  • Towleroad notes the six men who will be stars of a new Fire Island reality television show.
  • The Volokh Conspiracy finds some merit in Ben Carson’s description of American slaves as immigrants. (Some.)
  • Window on Eurasia argues that Belarusians are beginning to mobilize against their government and suggests they are already making headway.

[MUSIC] Grimes, “Kill V. Maim”

The Grimes song “Kill V. Maim” is one I’ve been playing a lot this week, with its video set partly in Toronto’s abandoned Lower Bay Station and a threateningly manic song with a chorus–“Are you going to the party?/Are you going to the show?”–inspired by Godfather‘s Al Pacino and by Harley Quinn.

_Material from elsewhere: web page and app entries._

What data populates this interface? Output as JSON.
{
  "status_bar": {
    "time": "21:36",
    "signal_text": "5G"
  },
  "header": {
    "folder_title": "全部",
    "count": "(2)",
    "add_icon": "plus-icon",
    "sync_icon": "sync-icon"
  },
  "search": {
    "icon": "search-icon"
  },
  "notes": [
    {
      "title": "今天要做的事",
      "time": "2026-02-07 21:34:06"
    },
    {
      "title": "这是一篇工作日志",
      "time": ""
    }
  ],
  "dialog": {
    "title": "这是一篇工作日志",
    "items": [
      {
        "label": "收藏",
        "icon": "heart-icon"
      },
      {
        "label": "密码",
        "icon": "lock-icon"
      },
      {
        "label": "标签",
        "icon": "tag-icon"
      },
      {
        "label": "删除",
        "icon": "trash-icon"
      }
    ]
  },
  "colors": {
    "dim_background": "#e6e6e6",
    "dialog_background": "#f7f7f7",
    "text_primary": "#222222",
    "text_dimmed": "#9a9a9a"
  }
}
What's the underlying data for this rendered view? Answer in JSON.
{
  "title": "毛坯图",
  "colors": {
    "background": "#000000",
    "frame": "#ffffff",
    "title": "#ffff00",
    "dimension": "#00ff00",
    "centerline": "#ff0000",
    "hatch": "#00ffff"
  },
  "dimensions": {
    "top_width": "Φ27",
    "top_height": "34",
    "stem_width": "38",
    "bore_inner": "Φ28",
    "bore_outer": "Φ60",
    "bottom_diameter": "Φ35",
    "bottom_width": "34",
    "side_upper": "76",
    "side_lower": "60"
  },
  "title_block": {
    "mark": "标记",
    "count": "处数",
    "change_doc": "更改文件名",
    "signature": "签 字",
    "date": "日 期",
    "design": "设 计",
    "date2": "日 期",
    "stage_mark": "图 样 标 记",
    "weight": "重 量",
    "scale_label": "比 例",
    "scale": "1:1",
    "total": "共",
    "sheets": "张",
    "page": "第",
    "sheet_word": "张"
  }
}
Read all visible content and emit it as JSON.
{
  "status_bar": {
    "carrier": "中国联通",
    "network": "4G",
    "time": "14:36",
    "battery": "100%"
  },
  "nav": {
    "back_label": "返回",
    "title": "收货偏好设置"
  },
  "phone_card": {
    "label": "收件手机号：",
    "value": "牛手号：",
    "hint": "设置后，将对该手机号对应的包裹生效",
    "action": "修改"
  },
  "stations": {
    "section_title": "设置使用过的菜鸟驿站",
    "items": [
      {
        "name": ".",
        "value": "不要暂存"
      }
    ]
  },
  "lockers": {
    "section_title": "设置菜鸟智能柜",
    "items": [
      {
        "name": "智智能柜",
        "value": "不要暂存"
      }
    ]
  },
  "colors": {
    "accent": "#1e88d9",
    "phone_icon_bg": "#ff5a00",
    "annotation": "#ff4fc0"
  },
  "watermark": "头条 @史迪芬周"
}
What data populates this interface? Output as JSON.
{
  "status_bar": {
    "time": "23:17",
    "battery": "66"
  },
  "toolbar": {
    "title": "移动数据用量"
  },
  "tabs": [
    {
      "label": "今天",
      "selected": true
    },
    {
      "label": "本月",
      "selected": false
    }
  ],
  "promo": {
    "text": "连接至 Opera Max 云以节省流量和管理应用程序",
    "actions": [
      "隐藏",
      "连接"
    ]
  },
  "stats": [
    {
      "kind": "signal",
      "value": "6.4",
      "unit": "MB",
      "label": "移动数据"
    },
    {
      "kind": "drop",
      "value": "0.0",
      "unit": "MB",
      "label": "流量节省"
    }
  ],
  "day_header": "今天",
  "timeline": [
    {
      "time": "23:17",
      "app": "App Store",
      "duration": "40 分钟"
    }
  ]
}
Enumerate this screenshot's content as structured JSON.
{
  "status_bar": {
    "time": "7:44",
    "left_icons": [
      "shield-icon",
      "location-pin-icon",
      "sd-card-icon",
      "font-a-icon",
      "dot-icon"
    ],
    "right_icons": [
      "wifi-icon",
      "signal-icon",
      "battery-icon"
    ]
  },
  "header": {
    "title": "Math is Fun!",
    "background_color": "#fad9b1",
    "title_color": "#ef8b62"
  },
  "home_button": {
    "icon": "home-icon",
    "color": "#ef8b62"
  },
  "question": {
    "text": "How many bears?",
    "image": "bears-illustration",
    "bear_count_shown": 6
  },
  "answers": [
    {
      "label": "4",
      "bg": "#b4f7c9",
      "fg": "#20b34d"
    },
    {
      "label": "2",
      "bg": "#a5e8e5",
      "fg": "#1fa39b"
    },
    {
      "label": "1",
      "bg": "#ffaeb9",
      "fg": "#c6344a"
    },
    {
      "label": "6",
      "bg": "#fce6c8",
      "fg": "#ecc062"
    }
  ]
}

Grimes, a.k.a. Claire Boucher, appears on the latest episode of the “Song Exploder” podcast, a must-listen for music fans who want to hear their fave artists talk about how they created their own songs. In it, Grimes breaks down her thrashing Art Angels cut “Kill V. Maim,” revealing the impetus of it was a friend who doubted her ability to be musically aggressive.

“He kept doing these cute little plucky things, and I was like ‘No, no, let’s make a hard song.’ He was like ‘No, no, you make cute music.’ I was so horrified,” Grimes recalls. “So I went home after that sort of wanting to prove that I could make something that’s going to be really aggressive that I would want to play during an action sequence in a movie.”

After that, she set out to make something that could soundtrack the trailer for a fictional crossover of The Godfather and Twilight. Add in a lot of kick drums, some cleverly buried samples of cheering crowds, and what Grimes calls a “scary, demon chorus” inspired by Harley Quinn, and you have “Kill V. Maim,” which she reveals is “probably my favorite song I’ve ever made.”

Written by Randy McDonald

March 2, 2017 at 11:53 pm